[Start of Attachment]

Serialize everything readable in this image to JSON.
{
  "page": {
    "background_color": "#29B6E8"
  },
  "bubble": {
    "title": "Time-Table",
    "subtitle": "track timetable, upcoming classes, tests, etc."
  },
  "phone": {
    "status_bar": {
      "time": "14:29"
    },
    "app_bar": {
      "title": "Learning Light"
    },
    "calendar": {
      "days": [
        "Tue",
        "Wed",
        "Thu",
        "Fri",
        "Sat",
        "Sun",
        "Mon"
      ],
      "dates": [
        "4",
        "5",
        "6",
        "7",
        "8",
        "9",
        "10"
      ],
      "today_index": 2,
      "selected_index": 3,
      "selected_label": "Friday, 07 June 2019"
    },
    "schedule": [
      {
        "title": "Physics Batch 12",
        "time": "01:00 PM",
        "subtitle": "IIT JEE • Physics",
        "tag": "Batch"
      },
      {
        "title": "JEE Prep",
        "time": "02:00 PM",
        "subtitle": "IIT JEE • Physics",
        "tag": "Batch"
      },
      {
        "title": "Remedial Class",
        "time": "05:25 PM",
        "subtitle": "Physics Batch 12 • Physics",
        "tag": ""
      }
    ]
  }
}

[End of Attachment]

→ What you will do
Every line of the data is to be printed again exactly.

→ Answer to this problem
Serialize everything readable in this image to JSON.
{
  "page": {
    "background_color": "#29B6E8"
  },
  "bubble": {
    "title": "Time-Table",
    "subtitle": "track timetable, upcoming classes, tests, etc."
  },
  "phone": {
    "status_bar": {
      "time": "14:29"
    },
    "app_bar": {
      "title": "Learning Light"
    },
    "calendar": {
      "days": [
        "Tue",
        "Wed",
        "Thu",
        "Fri",
        "Sat",
        "Sun",
        "Mon"
      ],
      "dates": [
        "4",
        "5",
        "6",
        "7",
        "8",
        "9",
        "10"
      ],
      "today_index": 2,
      "selected_index": 3,
      "selected_label": "Friday, 07 June 2019"
    },
    "schedule": [
      {
        "title": "Physics Batch 12",
        "time": "01:00 PM",
        "subtitle": "IIT JEE • Physics",
        "tag": "Batch"
      },
      {
        "title": "JEE Prep",
        "time": "02:00 PM",
        "subtitle": "IIT JEE • Physics",
        "tag": "Batch"
      },
      {
        "title": "Remedial Class",
        "time": "05:25 PM",
        "subtitle": "Physics Batch 12 • Physics",
        "tag": ""
      }
    ]
  }
}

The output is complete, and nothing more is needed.